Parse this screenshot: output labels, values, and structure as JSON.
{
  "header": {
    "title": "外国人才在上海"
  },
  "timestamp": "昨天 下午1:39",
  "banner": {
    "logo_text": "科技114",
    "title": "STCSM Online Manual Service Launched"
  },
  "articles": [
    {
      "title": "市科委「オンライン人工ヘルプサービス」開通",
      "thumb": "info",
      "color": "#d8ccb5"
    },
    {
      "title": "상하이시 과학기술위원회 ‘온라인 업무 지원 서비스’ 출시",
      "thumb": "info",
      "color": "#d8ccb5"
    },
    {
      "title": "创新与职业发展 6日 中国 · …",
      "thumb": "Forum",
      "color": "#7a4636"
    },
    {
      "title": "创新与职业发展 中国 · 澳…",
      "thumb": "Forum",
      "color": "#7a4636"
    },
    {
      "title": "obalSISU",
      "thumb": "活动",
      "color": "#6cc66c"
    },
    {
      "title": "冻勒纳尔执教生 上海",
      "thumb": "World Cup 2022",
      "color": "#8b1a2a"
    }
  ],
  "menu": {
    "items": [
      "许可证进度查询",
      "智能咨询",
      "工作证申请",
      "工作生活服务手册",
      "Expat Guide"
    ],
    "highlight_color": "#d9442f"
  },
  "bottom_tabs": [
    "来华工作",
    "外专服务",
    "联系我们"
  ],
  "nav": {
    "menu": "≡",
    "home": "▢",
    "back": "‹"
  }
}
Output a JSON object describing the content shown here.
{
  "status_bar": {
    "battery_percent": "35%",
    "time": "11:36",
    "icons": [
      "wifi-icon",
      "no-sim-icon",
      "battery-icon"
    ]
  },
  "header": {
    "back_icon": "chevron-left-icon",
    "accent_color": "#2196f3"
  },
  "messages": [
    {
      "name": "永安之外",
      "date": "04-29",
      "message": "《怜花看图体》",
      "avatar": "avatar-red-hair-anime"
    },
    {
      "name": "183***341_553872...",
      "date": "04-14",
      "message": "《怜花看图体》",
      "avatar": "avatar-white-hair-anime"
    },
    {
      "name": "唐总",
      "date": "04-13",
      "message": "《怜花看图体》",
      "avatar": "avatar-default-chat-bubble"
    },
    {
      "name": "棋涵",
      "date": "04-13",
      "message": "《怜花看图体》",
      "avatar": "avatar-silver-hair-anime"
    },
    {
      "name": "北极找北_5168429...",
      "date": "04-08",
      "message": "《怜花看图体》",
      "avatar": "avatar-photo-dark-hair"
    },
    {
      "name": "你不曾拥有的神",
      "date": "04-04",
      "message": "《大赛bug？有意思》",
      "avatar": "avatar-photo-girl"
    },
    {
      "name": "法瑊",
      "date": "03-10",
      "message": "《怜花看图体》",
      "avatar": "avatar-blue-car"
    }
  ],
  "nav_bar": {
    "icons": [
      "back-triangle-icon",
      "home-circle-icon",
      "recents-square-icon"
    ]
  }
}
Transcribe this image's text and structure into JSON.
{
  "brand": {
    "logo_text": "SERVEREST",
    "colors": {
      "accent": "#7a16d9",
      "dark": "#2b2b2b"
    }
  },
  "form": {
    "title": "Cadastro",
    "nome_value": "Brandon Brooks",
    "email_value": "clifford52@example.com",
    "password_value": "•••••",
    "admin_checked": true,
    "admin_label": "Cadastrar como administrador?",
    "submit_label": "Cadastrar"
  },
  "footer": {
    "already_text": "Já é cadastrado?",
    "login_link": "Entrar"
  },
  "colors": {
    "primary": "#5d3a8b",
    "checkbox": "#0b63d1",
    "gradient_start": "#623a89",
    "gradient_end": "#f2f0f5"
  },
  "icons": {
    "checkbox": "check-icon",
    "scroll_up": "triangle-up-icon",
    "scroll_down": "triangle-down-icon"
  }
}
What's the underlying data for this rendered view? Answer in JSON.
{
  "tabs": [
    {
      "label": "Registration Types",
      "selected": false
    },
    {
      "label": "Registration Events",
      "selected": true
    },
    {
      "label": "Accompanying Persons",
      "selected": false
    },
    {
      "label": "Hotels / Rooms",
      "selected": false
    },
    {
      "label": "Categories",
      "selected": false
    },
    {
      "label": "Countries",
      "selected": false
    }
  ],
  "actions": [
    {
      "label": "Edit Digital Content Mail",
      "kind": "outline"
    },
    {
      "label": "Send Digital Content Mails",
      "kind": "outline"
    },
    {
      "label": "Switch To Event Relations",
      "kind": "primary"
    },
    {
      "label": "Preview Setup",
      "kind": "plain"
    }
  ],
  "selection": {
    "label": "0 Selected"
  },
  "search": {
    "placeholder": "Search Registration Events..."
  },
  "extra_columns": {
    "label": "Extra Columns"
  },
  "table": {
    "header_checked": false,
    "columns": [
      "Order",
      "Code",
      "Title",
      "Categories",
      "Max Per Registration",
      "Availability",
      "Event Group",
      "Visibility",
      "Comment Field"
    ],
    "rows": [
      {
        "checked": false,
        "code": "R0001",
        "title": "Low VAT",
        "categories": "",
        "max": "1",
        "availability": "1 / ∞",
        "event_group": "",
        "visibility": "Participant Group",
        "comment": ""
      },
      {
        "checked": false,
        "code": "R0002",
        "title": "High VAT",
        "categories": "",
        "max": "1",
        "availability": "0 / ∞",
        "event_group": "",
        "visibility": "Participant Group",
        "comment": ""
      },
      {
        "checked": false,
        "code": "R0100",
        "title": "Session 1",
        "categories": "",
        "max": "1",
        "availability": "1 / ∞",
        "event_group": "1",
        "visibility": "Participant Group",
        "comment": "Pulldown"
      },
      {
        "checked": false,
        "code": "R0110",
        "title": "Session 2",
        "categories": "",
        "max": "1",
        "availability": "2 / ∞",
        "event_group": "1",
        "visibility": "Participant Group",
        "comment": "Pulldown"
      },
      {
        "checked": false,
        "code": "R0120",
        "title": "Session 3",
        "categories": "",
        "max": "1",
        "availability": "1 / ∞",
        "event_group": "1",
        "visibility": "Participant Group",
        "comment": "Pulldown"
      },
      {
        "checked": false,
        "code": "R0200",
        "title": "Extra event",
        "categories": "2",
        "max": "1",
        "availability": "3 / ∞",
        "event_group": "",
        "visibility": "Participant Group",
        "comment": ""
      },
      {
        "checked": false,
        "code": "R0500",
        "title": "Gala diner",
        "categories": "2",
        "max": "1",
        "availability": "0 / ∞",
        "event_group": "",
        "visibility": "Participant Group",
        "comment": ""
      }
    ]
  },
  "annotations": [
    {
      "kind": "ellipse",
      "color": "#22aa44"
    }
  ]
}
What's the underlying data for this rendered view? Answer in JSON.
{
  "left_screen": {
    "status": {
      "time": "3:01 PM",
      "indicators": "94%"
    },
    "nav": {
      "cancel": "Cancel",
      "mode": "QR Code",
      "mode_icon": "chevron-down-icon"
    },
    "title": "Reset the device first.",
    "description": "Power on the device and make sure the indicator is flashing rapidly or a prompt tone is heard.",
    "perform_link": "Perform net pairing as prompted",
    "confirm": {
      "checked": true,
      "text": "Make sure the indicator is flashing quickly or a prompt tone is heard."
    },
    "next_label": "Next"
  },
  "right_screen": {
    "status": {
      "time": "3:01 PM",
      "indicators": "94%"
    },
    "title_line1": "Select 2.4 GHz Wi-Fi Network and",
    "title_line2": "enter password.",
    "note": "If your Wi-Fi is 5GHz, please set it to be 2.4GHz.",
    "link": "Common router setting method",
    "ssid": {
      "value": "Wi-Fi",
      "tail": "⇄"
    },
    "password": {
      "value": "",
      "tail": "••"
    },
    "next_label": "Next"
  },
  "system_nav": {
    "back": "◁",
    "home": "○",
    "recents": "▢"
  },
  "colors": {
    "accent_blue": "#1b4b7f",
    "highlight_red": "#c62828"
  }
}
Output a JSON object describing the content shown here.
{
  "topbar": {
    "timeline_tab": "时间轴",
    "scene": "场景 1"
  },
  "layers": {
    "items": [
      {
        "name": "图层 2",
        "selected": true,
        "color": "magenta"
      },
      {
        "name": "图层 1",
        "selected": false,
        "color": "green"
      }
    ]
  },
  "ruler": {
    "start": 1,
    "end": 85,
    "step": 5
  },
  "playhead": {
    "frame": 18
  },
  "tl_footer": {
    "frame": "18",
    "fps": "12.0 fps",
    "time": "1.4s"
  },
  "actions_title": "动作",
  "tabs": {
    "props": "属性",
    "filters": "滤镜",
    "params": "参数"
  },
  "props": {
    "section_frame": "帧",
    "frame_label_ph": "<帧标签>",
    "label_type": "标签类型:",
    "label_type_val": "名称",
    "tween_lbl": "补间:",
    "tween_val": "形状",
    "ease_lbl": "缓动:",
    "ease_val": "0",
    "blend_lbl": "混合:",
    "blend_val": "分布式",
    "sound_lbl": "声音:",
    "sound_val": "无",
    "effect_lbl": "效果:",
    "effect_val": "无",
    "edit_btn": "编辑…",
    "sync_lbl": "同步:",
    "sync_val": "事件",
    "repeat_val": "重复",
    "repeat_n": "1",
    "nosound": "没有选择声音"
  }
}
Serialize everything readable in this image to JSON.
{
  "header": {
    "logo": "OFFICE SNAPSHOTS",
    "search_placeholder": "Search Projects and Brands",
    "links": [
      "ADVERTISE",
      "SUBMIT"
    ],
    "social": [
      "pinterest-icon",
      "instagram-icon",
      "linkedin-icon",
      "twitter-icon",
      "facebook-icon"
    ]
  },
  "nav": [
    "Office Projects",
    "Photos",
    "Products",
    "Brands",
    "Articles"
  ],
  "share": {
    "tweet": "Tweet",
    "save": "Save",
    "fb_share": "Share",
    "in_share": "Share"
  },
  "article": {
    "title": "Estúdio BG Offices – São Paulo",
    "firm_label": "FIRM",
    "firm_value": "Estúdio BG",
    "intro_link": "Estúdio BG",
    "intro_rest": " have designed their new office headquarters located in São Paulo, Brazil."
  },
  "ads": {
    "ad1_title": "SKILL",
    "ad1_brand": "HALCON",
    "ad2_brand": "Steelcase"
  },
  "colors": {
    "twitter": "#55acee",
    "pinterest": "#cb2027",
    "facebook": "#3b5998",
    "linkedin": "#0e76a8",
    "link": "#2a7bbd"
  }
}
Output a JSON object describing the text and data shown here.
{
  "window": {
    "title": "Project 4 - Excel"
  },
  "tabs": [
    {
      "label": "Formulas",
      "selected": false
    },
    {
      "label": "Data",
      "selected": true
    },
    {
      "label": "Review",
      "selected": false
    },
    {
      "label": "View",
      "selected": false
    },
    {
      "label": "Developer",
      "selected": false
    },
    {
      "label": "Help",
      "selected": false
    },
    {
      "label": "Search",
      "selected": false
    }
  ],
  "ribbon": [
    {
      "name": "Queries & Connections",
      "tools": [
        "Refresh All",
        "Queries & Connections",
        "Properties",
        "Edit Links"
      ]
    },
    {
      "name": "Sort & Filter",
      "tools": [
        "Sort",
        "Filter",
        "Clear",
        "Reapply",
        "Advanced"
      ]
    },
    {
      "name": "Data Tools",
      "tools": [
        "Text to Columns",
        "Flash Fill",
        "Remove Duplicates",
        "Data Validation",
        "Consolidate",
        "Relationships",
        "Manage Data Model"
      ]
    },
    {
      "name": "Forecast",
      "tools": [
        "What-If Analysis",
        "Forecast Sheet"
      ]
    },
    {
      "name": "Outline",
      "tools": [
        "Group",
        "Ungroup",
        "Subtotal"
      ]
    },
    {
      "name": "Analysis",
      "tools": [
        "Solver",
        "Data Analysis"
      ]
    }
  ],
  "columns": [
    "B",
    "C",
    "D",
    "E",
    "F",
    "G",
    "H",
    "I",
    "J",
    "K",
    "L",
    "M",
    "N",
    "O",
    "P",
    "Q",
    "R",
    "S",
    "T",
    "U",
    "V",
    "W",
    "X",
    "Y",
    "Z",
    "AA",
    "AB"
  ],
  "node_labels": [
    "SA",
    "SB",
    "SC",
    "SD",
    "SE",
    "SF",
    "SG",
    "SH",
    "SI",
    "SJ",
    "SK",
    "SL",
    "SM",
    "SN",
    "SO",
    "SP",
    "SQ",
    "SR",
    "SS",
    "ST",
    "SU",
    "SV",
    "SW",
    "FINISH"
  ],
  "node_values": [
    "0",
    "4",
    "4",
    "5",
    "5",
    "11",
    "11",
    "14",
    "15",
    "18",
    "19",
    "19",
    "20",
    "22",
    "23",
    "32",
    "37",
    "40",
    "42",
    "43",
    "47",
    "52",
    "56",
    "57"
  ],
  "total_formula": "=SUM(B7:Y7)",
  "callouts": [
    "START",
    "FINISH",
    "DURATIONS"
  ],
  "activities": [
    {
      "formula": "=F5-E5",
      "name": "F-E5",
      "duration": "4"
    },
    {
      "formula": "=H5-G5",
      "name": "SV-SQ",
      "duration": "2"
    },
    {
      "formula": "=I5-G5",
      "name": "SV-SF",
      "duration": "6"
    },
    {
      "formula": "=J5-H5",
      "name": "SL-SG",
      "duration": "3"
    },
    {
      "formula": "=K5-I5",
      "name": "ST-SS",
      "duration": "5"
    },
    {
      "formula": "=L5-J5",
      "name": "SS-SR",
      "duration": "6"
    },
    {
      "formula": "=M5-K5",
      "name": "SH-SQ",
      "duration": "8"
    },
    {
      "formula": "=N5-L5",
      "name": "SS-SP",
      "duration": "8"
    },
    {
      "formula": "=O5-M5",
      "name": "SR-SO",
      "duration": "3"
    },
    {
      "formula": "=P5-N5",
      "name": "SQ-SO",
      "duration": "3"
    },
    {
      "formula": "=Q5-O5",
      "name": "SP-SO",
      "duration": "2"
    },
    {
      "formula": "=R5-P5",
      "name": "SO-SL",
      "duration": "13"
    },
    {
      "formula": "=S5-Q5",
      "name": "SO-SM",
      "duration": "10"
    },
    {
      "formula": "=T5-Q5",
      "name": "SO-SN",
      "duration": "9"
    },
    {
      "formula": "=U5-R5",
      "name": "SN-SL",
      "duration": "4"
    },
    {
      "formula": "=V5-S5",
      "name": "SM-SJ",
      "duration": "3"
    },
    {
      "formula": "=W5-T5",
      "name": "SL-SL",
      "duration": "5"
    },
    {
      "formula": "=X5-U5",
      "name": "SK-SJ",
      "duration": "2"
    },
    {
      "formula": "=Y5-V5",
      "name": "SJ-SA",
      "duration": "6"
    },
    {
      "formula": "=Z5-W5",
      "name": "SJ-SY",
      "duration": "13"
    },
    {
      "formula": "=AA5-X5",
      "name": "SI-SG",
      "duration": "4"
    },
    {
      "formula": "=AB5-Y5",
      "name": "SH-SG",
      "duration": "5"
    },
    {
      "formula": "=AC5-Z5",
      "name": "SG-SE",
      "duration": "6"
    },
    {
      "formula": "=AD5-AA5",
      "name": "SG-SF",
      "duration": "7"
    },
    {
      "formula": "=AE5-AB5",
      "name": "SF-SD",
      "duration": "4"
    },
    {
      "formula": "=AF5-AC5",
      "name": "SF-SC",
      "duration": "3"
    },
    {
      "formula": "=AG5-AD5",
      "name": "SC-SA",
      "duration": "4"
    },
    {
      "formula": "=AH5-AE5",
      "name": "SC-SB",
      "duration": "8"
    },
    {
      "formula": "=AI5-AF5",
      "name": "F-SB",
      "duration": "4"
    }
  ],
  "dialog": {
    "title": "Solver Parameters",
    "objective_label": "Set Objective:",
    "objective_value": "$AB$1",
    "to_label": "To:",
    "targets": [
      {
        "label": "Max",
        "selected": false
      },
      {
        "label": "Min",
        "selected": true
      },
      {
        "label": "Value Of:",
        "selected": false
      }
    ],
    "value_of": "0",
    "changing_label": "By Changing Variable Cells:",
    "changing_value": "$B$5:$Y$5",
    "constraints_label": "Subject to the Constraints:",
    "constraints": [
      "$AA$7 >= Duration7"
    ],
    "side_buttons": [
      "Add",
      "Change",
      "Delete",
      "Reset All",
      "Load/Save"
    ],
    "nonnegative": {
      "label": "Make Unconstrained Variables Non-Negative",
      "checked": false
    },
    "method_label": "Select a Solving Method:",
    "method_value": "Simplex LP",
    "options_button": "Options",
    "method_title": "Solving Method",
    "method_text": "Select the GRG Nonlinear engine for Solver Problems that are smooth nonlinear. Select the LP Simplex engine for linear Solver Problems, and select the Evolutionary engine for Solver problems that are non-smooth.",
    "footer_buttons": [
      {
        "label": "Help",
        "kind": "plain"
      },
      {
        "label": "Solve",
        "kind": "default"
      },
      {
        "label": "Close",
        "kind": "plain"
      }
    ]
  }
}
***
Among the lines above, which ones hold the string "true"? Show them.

    "admin_checked": true,
      "selected": true
      "checked": true,
        "selected": true,
      "selected": true
        "selected": true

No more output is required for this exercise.